Hiking to Khao Hang Nak (also known as Dragon Crest and Hang Ngon Nak) is by far one of the best things you can do in Krabi. It was the highlight of my motorbike trip there. Half the reason I travel is for the hikes and scenery that will challenge and reward me, and this particular hike up Khao Ngon Nak didn’t disappoint.
Located about 30 minutes north of Ao Nang, the park entrance and trail head for Khao Ngon Nak can be found at the northern end of Highway 6024 in Tubkaek Beach. If you’re comfortable driving a motorbike, this is the way to go. It’s a beautiful drive, and traveling along scenic country roads early in the morning offers a rare kind of happiness.
When I reached the entrance to the park at the end of Highway 6024, there was a small check-in desk where I had to sign in with the park rangers, and surprisingly, that was it. No entrance fee. No getting haggled for a guide. It was great.
From the trailhead, it’s a 3.7 kilometer hike to the peak, with two viewpoints and a waterfall along the way. I was on the trail at 8:30 a.m., and it took me a little over an hour to hike up to the peak, and that includes resting for a few minutes at each viewpoint. I moved at steady pace the whole time, but I did skip the waterfall because a fellow I met on the trail said it was a tiny trickle and not worth the time (if it was rainy season though, I definitely would have checked it out).
Anyways, going at a slower pace and even stopping at the waterfall, one could probably reach the peak in two hours.
On my way down, which also took an hour, I had several groups of flush-faced people asking me how much further it was (this wasn’t past the first viewpoint yet). I told all of them it’s definitely worth the hike up, even as my eyes scanned the flimsy rubber flip-flops sticking to their feet. (I don’t fault them for this horrible choice of footwear, because so many viewpoints and attractions in Thailand are paved with cement staircases to accommodate the droves of tourists that flock to them, so the poor things were probably expecting a similar set of staircases rather than a slick, steep dirt trail. Ah well.)
With that said, the climb to the first viewpoint is the toughest portion of the trek. After this, the climbs are shorter and less frequent.
It’s another 10-15 minute walk from here to the second viewpoint, and on the way you’ll pass the fork to the waterfall. And let me say, the second viewpoint is spectacular. I almost enjoyed it more than the peak because there were no selfie sticks, I had the place to myself, and the cool winds that swept through the trees were a welcome relief from the heat.
From the second viewpoint, it was perhaps another 15-20 minutes to the peak.
At the peak, there are multiple viewpoints to enjoy the landscape—my favorite being on top of a massive rock at the top (look for a three-pegged ladder made of branches). There will probably be a small crowd of people around the overhang viewpoint, so get your photo there and then steal away to a private spot and appreciate this view and some trail mix.

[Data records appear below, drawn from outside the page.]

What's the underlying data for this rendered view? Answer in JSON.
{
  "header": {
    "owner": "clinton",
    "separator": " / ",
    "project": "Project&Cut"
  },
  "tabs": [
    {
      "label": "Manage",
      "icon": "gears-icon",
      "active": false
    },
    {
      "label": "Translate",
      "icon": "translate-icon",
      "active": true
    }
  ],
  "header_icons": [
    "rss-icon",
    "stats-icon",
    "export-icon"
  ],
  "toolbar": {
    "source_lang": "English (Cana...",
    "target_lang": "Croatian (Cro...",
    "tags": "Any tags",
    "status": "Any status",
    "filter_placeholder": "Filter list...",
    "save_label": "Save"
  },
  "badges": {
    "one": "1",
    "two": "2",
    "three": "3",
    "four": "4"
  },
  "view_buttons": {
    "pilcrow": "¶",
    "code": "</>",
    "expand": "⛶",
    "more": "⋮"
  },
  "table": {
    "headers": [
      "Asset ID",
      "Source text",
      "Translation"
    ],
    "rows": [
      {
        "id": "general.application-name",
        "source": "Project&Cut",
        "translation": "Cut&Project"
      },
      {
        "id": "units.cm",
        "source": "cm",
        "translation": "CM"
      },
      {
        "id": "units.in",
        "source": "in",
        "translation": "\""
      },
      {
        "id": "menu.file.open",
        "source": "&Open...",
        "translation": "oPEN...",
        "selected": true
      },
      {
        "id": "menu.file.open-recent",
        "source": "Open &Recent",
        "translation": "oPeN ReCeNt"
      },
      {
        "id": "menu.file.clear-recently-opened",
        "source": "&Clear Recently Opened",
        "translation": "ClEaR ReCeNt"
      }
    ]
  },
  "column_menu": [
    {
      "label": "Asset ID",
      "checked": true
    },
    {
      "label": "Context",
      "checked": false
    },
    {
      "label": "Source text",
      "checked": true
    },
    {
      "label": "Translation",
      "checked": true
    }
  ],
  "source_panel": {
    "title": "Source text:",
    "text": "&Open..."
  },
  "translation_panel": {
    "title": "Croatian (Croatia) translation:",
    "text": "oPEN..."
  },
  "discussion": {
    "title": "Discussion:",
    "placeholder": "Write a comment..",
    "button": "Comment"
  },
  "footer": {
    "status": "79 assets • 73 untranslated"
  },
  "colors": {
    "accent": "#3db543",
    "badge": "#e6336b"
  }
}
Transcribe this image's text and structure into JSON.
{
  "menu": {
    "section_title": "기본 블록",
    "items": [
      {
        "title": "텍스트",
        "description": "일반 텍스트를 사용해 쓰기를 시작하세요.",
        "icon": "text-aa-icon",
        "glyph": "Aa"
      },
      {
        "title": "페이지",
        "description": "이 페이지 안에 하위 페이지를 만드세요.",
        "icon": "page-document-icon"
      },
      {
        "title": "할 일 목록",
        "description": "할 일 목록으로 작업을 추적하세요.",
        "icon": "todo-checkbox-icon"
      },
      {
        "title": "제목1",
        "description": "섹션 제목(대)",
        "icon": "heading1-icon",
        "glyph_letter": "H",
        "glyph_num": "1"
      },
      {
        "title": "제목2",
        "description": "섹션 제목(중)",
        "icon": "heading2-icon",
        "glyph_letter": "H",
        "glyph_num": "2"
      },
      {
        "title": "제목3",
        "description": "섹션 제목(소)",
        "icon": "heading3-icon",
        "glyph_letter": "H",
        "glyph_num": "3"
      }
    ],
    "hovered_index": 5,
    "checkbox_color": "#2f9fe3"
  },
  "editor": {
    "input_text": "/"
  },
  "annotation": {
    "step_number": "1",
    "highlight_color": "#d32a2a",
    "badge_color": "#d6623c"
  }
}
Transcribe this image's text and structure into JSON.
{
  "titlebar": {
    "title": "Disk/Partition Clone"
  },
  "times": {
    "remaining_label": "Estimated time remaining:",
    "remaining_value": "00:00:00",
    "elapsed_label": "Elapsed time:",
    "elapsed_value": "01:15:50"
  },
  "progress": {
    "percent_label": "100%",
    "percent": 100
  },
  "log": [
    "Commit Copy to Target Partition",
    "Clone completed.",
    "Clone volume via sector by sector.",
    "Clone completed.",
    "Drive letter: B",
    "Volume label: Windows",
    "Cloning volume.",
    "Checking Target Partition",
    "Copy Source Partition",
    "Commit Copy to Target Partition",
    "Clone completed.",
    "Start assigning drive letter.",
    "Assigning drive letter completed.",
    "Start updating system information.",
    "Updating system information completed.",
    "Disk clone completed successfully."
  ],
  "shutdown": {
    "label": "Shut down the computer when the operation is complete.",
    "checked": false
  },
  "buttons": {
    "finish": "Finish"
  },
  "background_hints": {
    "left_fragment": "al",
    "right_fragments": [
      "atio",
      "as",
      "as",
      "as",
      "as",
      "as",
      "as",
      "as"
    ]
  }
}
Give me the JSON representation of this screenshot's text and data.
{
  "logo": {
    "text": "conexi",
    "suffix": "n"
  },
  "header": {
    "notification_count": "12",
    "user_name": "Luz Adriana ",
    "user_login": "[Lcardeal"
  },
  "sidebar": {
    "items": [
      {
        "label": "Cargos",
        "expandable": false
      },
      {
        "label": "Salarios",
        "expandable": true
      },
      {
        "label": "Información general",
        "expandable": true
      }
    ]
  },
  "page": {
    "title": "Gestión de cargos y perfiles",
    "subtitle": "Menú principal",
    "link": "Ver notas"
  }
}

How to get to Khao Ngon Nak – Dragon Crest Mountain
To get to the trailhead for Khao Ngon Nak, simply get on Highway 6024 and follow it up the coast through Tubkaek Beach. Also, I recommend driving a motorbike there if you’re able and willing. You can take a tuk-tuk or taxi as well, but I’ve heard it costs around 1,000 baht.
Below is a photo from my phone of the actual trail to Khao Ngon Nak from the Maps.me app (the trail itself doesn’t show up in Google Maps).
A Few Tips
- Go for sunrise. I made it to the peak of Khao Ngon Nak by mid-morning, and I loved it, yet I imagine at sunrise it’s even more stunning and I wish I would’ve woken up earlier for it.
- Avoid going in the late morning or early afternoon. The crowds will be thicker and it’ll be suffocatingly hot.
- Bring plenty of water. I didn’t see any 7-Eleven’s, Family Mart’s, or even family-run stalls selling snacks and water in northern Tubkaek Beach. However, there are small water bottles for sale at the trailhead for 20 baht each (still cheap, but three times what one costs at 7-Eleven).